What to work on
Each line of the data has to be written out again exactly as shown.

Data provided
============================================================

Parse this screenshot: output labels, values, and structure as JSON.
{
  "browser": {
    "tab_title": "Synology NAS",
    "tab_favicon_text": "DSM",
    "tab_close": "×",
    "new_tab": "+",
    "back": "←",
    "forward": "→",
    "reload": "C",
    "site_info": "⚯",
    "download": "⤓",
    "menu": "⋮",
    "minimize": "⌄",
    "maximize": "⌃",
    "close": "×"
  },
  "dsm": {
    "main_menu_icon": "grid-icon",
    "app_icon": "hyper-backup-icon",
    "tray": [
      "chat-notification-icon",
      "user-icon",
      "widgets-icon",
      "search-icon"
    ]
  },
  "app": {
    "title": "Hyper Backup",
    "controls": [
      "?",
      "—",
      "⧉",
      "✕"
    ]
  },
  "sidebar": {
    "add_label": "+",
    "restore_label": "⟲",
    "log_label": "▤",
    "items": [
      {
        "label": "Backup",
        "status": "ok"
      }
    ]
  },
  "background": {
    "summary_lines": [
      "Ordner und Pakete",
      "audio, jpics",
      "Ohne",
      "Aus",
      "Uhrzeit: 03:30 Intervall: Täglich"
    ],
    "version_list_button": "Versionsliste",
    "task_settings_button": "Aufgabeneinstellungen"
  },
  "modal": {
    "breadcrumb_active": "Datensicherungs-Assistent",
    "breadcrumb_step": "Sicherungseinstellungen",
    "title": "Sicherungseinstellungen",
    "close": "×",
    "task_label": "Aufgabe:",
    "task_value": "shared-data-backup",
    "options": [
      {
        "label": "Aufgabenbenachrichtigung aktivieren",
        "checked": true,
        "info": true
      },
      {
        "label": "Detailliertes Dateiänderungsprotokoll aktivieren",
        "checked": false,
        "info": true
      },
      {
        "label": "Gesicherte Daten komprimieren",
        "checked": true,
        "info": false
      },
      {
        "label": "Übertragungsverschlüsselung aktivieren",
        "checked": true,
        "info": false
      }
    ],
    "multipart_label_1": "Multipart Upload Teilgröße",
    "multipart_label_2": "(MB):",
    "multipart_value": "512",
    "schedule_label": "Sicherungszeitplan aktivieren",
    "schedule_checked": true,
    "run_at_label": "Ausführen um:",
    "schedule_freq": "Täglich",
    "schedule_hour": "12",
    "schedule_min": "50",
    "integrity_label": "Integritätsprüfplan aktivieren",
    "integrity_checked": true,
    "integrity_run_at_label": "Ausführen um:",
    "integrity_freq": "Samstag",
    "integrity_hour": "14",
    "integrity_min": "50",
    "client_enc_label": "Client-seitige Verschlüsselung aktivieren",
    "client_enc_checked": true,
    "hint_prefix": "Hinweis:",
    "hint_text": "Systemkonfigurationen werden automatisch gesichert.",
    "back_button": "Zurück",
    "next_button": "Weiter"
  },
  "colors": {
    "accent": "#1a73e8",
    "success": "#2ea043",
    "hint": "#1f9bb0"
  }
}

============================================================

Completed task
Parse this screenshot: output labels, values, and structure as JSON.
{
  "browser": {
    "tab_title": "Synology NAS",
    "tab_favicon_text": "DSM",
    "tab_close": "×",
    "new_tab": "+",
    "back": "←",
    "forward": "→",
    "reload": "C",
    "site_info": "⚯",
    "download": "⤓",
    "menu": "⋮",
    "minimize": "⌄",
    "maximize": "⌃",
    "close": "×"
  },
  "dsm": {
    "main_menu_icon": "grid-icon",
    "app_icon": "hyper-backup-icon",
    "tray": [
      "chat-notification-icon",
      "user-icon",
      "widgets-icon",
      "search-icon"
    ]
  },
  "app": {
    "title": "Hyper Backup",
    "controls": [
      "?",
      "—",
      "⧉",
      "✕"
    ]
  },
  "sidebar": {
    "add_label": "+",
    "restore_label": "⟲",
    "log_label": "▤",
    "items": [
      {
        "label": "Backup",
        "status": "ok"
      }
    ]
  },
  "background": {
    "summary_lines": [
      "Ordner und Pakete",
      "audio, jpics",
      "Ohne",
      "Aus",
      "Uhrzeit: 03:30 Intervall: Täglich"
    ],
    "version_list_button": "Versionsliste",
    "task_settings_button": "Aufgabeneinstellungen"
  },
  "modal": {
    "breadcrumb_active": "Datensicherungs-Assistent",
    "breadcrumb_step": "Sicherungseinstellungen",
    "title": "Sicherungseinstellungen",
    "close": "×",
    "task_label": "Aufgabe:",
    "task_value": "shared-data-backup",
    "options": [
      {
        "label": "Aufgabenbenachrichtigung aktivieren",
        "checked": true,
        "info": true
      },
      {
        "label": "Detailliertes Dateiänderungsprotokoll aktivieren",
        "checked": false,
        "info": true
      },
      {
        "label": "Gesicherte Daten komprimieren",
        "checked": true,
        "info": false
      },
      {
        "label": "Übertragungsverschlüsselung aktivieren",
        "checked": true,
        "info": false
      }
    ],
    "multipart_label_1": "Multipart Upload Teilgröße",
    "multipart_label_2": "(MB):",
    "multipart_value": "512",
    "schedule_label": "Sicherungszeitplan aktivieren",
    "schedule_checked": true,
    "run_at_label": "Ausführen um:",
    "schedule_freq": "Täglich",
    "schedule_hour": "12",
    "schedule_min": "50",
    "integrity_label": "Integritätsprüfplan aktivieren",
    "integrity_checked": true,
    "integrity_run_at_label": "Ausführen um:",
    "integrity_freq": "Samstag",
    "integrity_hour": "14",
    "integrity_min": "50",
    "client_enc_label": "Client-seitige Verschlüsselung aktivieren",
    "client_enc_checked": true,
    "hint_prefix": "Hinweis:",
    "hint_text": "Systemkonfigurationen werden automatisch gesichert.",
    "back_button": "Zurück",
    "next_button": "Weiter"
  },
  "colors": {
    "accent": "#1a73e8",
    "success": "#2ea043",
    "hint": "#1f9bb0"
  }
}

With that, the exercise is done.